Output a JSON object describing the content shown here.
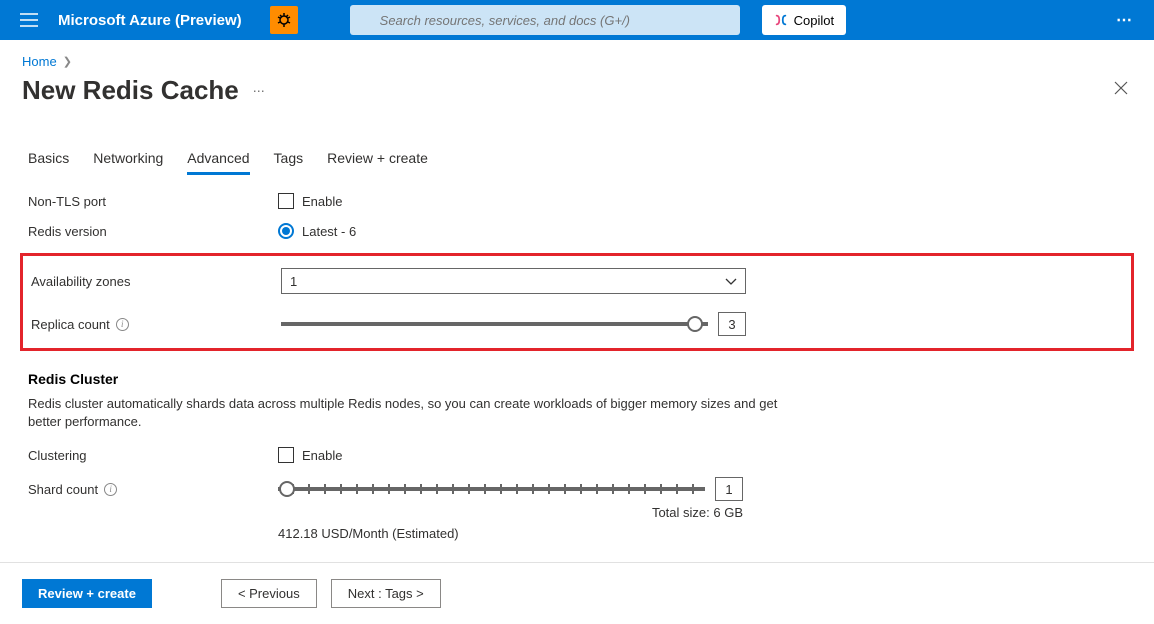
{
  "topbar": {
    "brand": "Microsoft Azure (Preview)",
    "search_placeholder": "Search resources, services, and docs (G+/)",
    "copilot_label": "Copilot"
  },
  "breadcrumb": {
    "home": "Home"
  },
  "page": {
    "title": "New Redis Cache"
  },
  "tabs": {
    "basics": "Basics",
    "networking": "Networking",
    "advanced": "Advanced",
    "tags": "Tags",
    "review": "Review + create"
  },
  "form": {
    "non_tls_label": "Non-TLS port",
    "enable_label": "Enable",
    "redis_version_label": "Redis version",
    "redis_version_value": "Latest - 6",
    "availability_zones_label": "Availability zones",
    "availability_zones_value": "1",
    "replica_count_label": "Replica count",
    "replica_count_value": "3",
    "cluster_heading": "Redis Cluster",
    "cluster_desc": "Redis cluster automatically shards data across multiple Redis nodes, so you can create workloads of bigger memory sizes and get better performance.",
    "clustering_label": "Clustering",
    "shard_count_label": "Shard count",
    "shard_count_value": "1",
    "total_size_label": "Total size: 6 GB",
    "price_label": "412.18 USD/Month (Estimated)"
  },
  "footer": {
    "review": "Review + create",
    "previous": "< Previous",
    "next": "Next : Tags >"
  }
}
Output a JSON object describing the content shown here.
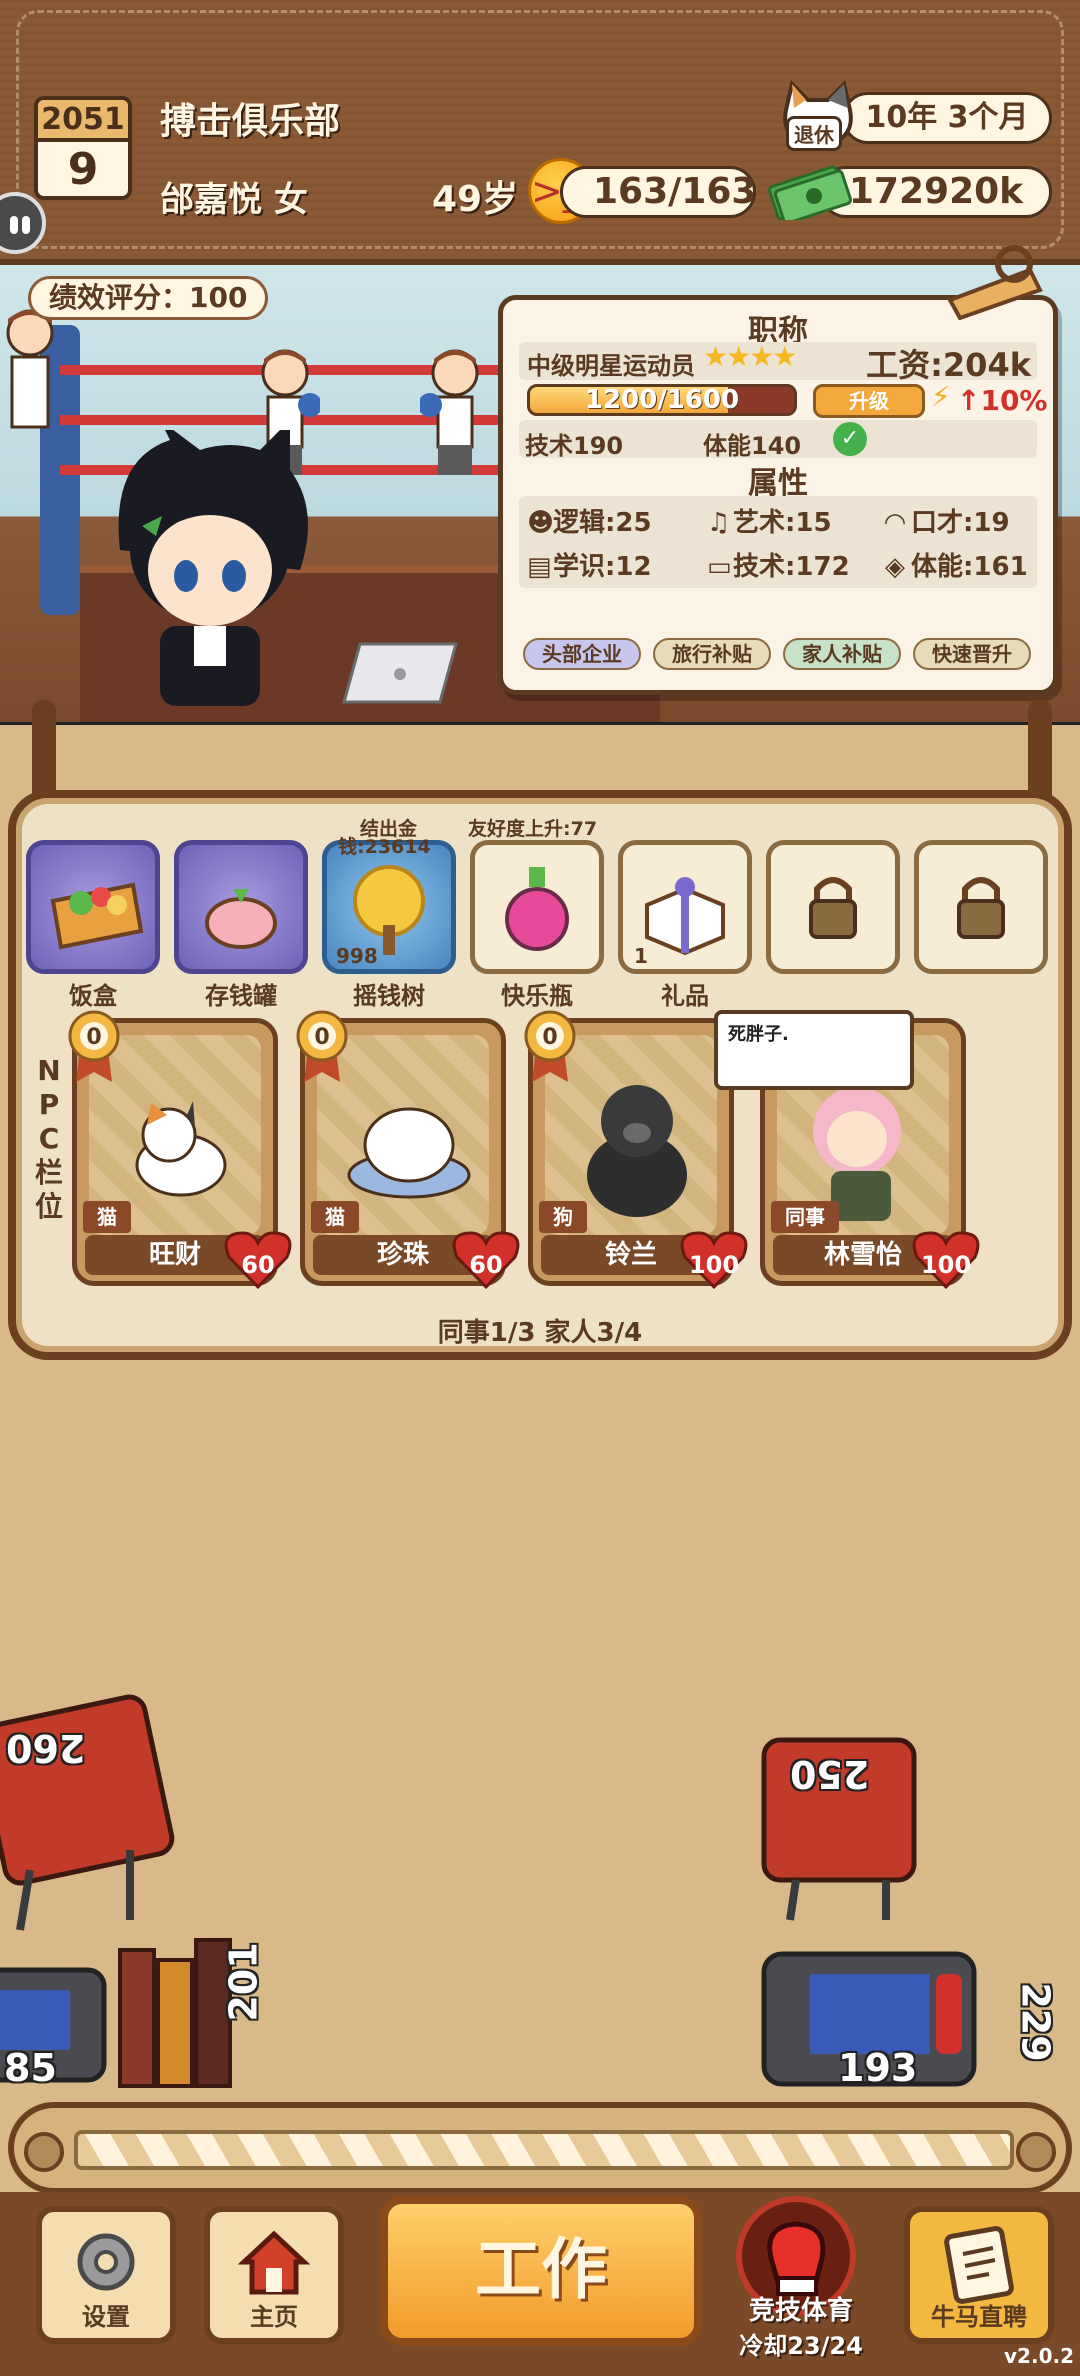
{
  "header": {
    "year": "2051",
    "day": "9",
    "club_name": "搏击俱乐部",
    "player": "邰嘉悦 女",
    "age": "49岁",
    "mood": "163/163",
    "money": "172920k",
    "retire_label": "退休",
    "retire_time": "10年  3个月"
  },
  "scene": {
    "performance": "绩效评分：100"
  },
  "job": {
    "title": "职称",
    "rank": "中级明星运动员",
    "stars": "★★★★",
    "salary": "工资:204k",
    "xp": "1200/1600",
    "xp_progress": 0.75,
    "upgrade": "升级",
    "bonus": "↑10%",
    "req_skill": "技术190",
    "req_stamina": "体能140",
    "attributes_title": "属性",
    "attributes": [
      {
        "icon": "brain-icon",
        "glyph": "☻",
        "label": "逻辑:25"
      },
      {
        "icon": "music-icon",
        "glyph": "♫",
        "label": "艺术:15"
      },
      {
        "icon": "mouth-icon",
        "glyph": "◠",
        "label": "口才:19"
      },
      {
        "icon": "book-icon",
        "glyph": "▤",
        "label": "学识:12"
      },
      {
        "icon": "monitor-icon",
        "glyph": "▭",
        "label": "技术:172"
      },
      {
        "icon": "shield-icon",
        "glyph": "◈",
        "label": "体能:161"
      }
    ],
    "tags": [
      {
        "label": "头部企业",
        "color": "#c8c6ee"
      },
      {
        "label": "旅行补贴",
        "color": "#e8dcb8"
      },
      {
        "label": "家人补贴",
        "color": "#c8e2c8"
      },
      {
        "label": "快速晋升",
        "color": "#e8dcb8"
      }
    ]
  },
  "items": {
    "notes": {
      "settle": "结出金",
      "friend": "友好度上升:77",
      "tree_money": "钱:23614",
      "tree_count": "998",
      "gift_count": "1"
    },
    "slots": [
      {
        "label": "饭盒",
        "icon": "bento-box-icon"
      },
      {
        "label": "存钱罐",
        "icon": "piggy-bank-icon"
      },
      {
        "label": "摇钱树",
        "icon": "money-tree-icon"
      },
      {
        "label": "快乐瓶",
        "icon": "potion-bottle-icon"
      },
      {
        "label": "礼品",
        "icon": "gift-box-icon"
      },
      {
        "label": "",
        "icon": "lock-icon"
      },
      {
        "label": "",
        "icon": "lock-icon"
      }
    ]
  },
  "npc": {
    "side_label": [
      "N",
      "P",
      "C",
      "栏",
      "位"
    ],
    "cards": [
      {
        "name": "旺财",
        "type": "猫",
        "affinity": "60",
        "medal": "0"
      },
      {
        "name": "珍珠",
        "type": "猫",
        "affinity": "60",
        "medal": "0"
      },
      {
        "name": "铃兰",
        "type": "狗",
        "affinity": "100",
        "medal": "0"
      },
      {
        "name": "林雪怡",
        "type": "同事",
        "affinity": "100",
        "medal": ""
      }
    ],
    "speech": "死胖子.",
    "summary": "同事1/3 家人3/4"
  },
  "room": {
    "items": [
      "260",
      "250",
      "85",
      "201",
      "193",
      "229"
    ]
  },
  "nav": {
    "settings": "设置",
    "home": "主页",
    "work": "工作",
    "sport": "竞技体育",
    "cooldown": "冷却23/24",
    "hire": "牛马直聘",
    "version": "v2.0.2"
  },
  "colors": {
    "accent": "#f29b2a",
    "wood": "#6a4020",
    "panel": "#efe1c6"
  }
}
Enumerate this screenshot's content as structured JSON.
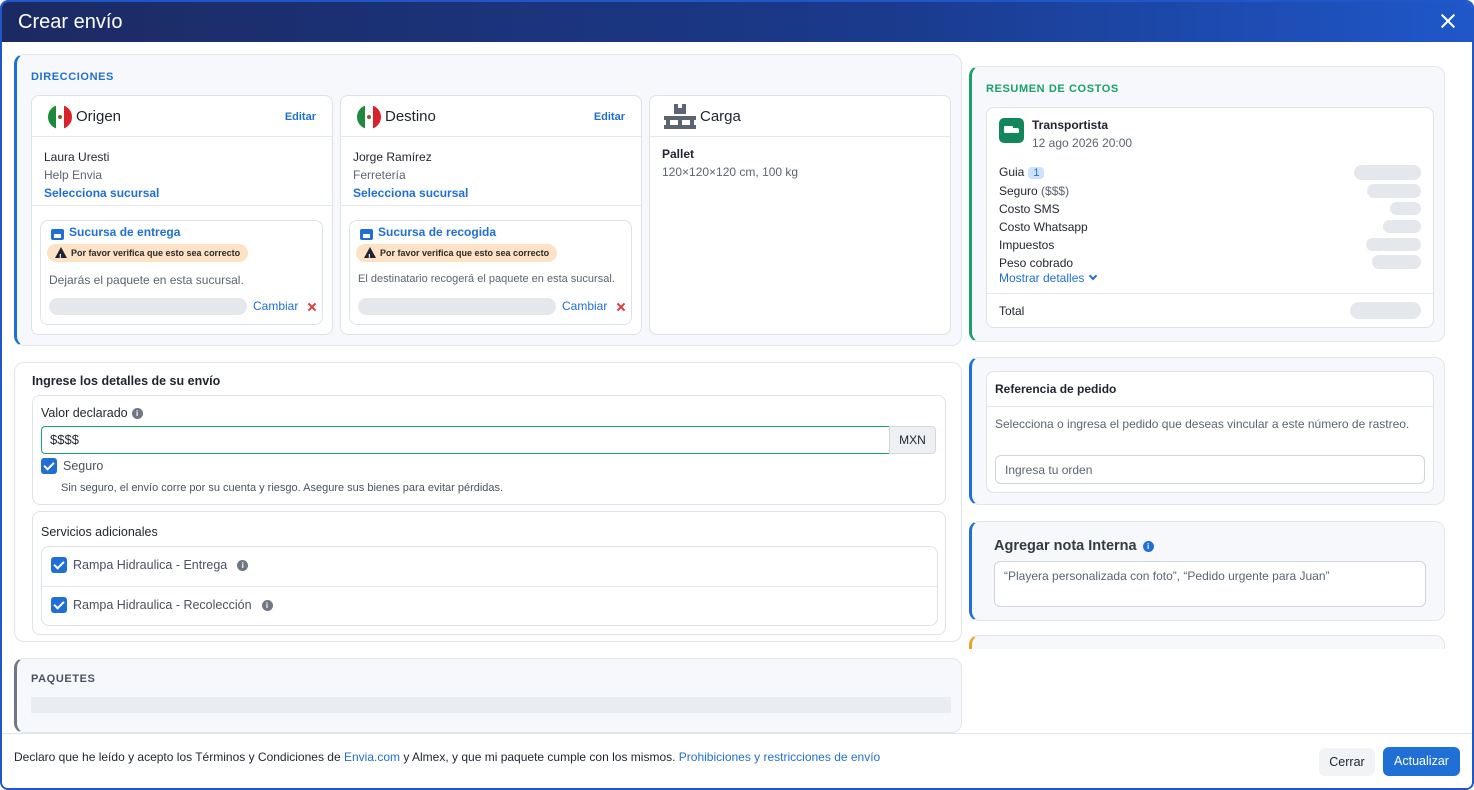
{
  "header": {
    "title": "Crear envío"
  },
  "directions": {
    "section_label": "DIRECCIONES",
    "origin": {
      "title": "Origen",
      "edit": "Editar",
      "name": "Laura Uresti",
      "company": "Help Envia",
      "select_branch": "Selecciona sucursal",
      "branch": {
        "title": "Sucursa de entrega",
        "warning": "Por favor verifica que esto sea correcto",
        "text": "Dejarás el paquete en esta sucursal.",
        "change": "Cambiar"
      }
    },
    "destination": {
      "title": "Destino",
      "edit": "Editar",
      "name": "Jorge Ramírez",
      "company": "Ferretería",
      "select_branch": "Selecciona sucursal",
      "branch": {
        "title": "Sucursa de recogida",
        "warning": "Por favor verifica que esto sea correcto",
        "text": "El destinatario recogerá el paquete en esta sucursal.",
        "change": "Cambiar"
      }
    },
    "cargo": {
      "title": "Carga",
      "type": "Pallet",
      "dims": "120×120×120 cm, 100 kg"
    }
  },
  "details": {
    "title": "Ingrese los detalles de su envío",
    "declared_label": "Valor declarado",
    "declared_value": "$$$$",
    "currency": "MXN",
    "insurance_label": "Seguro",
    "insurance_checked": true,
    "insurance_hint": "Sin seguro, el envío corre por su cuenta y riesgo. Asegure sus bienes para evitar pérdidas.",
    "services_title": "Servicios adicionales",
    "services": [
      {
        "label": "Rampa Hidraulica - Entrega",
        "checked": true
      },
      {
        "label": "Rampa Hidraulica - Recolección",
        "checked": true
      }
    ]
  },
  "packages": {
    "section_label": "PAQUETES"
  },
  "costs": {
    "section_label": "RESUMEN DE COSTOS",
    "carrier": "Transportista",
    "date": "12 ago 2026 20:00",
    "guide_label": "Guia",
    "guide_badge": "1",
    "insurance_label": "Seguro",
    "insurance_suffix": "($$$)",
    "sms_label": "Costo SMS",
    "whatsapp_label": "Costo Whatsapp",
    "taxes_label": "Impuestos",
    "weight_label": "Peso cobrado",
    "show_details": "Mostrar detalles",
    "total_label": "Total"
  },
  "order_ref": {
    "title": "Referencia de pedido",
    "description": "Selecciona o ingresa el pedido que deseas vincular a este número de rastreo.",
    "placeholder": "Ingresa tu orden"
  },
  "note": {
    "title": "Agregar nota Interna",
    "placeholder": "“Playera personalizada con foto”, “Pedido urgente para Juan”"
  },
  "footer": {
    "text_1": "Declaro que he leído y acepto los Términos y Condiciones de ",
    "link_1": "Envia.com",
    "text_2": " y Almex, y que mi paquete cumple con los mismos. ",
    "link_2": "Prohibiciones y restricciones de envío",
    "close": "Cerrar",
    "update": "Actualizar"
  },
  "colors": {
    "primary": "#1f6fd6",
    "success": "#19a06b",
    "header_dark": "#1c2a63",
    "warning_bg": "#fde2c5"
  }
}
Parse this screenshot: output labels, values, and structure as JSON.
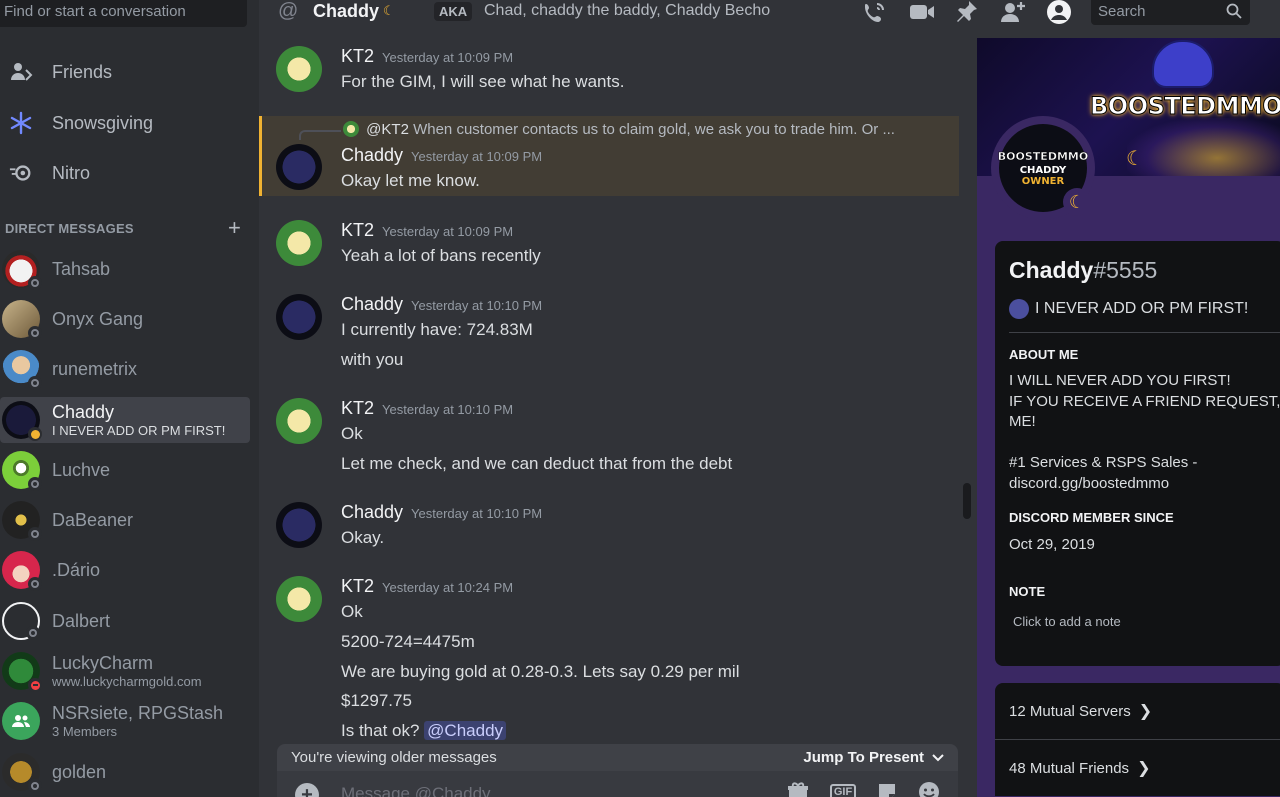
{
  "sidebar": {
    "search_placeholder": "Find or start a conversation",
    "nav": [
      {
        "label": "Friends",
        "icon": "friends-icon"
      },
      {
        "label": "Snowsgiving",
        "icon": "snowflake-icon"
      },
      {
        "label": "Nitro",
        "icon": "nitro-icon"
      }
    ],
    "dm_header": "DIRECT MESSAGES",
    "dms": [
      {
        "name": "Tahsab",
        "sub": ""
      },
      {
        "name": "Onyx Gang",
        "sub": ""
      },
      {
        "name": "runemetrix",
        "sub": ""
      },
      {
        "name": "Chaddy",
        "sub": "I NEVER ADD OR PM FIRST!"
      },
      {
        "name": "Luchve",
        "sub": ""
      },
      {
        "name": "DaBeaner",
        "sub": ""
      },
      {
        "name": ".Dário",
        "sub": ""
      },
      {
        "name": "Dalbert",
        "sub": ""
      },
      {
        "name": "LuckyCharm",
        "sub": "www.luckycharmgold.com"
      },
      {
        "name": "NSRsiete, RPGStash",
        "sub": "3 Members"
      },
      {
        "name": "golden",
        "sub": ""
      }
    ]
  },
  "topbar": {
    "channel_name": "Chaddy",
    "aka_label": "AKA",
    "nicknames": "Chad, chaddy the baddy, Chaddy Becho",
    "search_placeholder": "Search"
  },
  "chat": {
    "messages": [
      {
        "author": "KT2",
        "time": "Yesterday at 10:09 PM",
        "lines": [
          "For the GIM, I will see what he wants."
        ]
      },
      {
        "author": "Chaddy",
        "time": "Yesterday at 10:09 PM",
        "reply_to": "@KT2",
        "reply_text": "When customer contacts us to claim gold, we ask you to trade him. Or ...",
        "lines": [
          "Okay let me know."
        ]
      },
      {
        "author": "KT2",
        "time": "Yesterday at 10:09 PM",
        "lines": [
          "Yeah a lot of bans recently"
        ]
      },
      {
        "author": "Chaddy",
        "time": "Yesterday at 10:10 PM",
        "lines": [
          "I currently have: 724.83M",
          "with you"
        ]
      },
      {
        "author": "KT2",
        "time": "Yesterday at 10:10 PM",
        "lines": [
          "Ok",
          "Let me check, and we can deduct that from the debt"
        ]
      },
      {
        "author": "Chaddy",
        "time": "Yesterday at 10:10 PM",
        "lines": [
          "Okay."
        ]
      },
      {
        "author": "KT2",
        "time": "Yesterday at 10:24 PM",
        "lines": [
          "Ok",
          "5200-724=4475m",
          "We are buying gold at 0.28-0.3. Lets say 0.29 per mil",
          "$1297.75",
          "Is that ok?"
        ],
        "mention": "@Chaddy"
      }
    ],
    "older_notice": "You're viewing older messages",
    "jump_label": "Jump To Present",
    "composer_placeholder": "Message @Chaddy",
    "gif_label": "GIF"
  },
  "profile": {
    "banner_text": "BOOSTEDMMO",
    "avatar_lines": [
      "BOOSTEDMMO",
      "CHADDY",
      "OWNER"
    ],
    "username": "Chaddy",
    "discriminator": "#5555",
    "custom_status": "I NEVER ADD OR PM FIRST!",
    "about_header": "ABOUT ME",
    "about_lines": [
      "I WILL NEVER ADD YOU FIRST!",
      "IF YOU RECEIVE A FRIEND REQUEST, IT",
      "ME!",
      "",
      "#1 Services & RSPS Sales -",
      "discord.gg/boostedmmo"
    ],
    "member_since_header": "DISCORD MEMBER SINCE",
    "member_since": "Oct 29, 2019",
    "note_header": "NOTE",
    "note_placeholder": "Click to add a note",
    "mutual_servers": "12 Mutual Servers",
    "mutual_friends": "48 Mutual Friends"
  },
  "colors": {
    "accent_idle": "#f0b232",
    "mention_bg": "#3c4270",
    "profile_theme": "#3a2863"
  }
}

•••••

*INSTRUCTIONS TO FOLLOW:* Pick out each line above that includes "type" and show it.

*RESULT FOR THIS TASK:*
        "type": "猫",
        "type": "猫",
        "type": "狗",
        "type": "同事",
      "type": "Pallet",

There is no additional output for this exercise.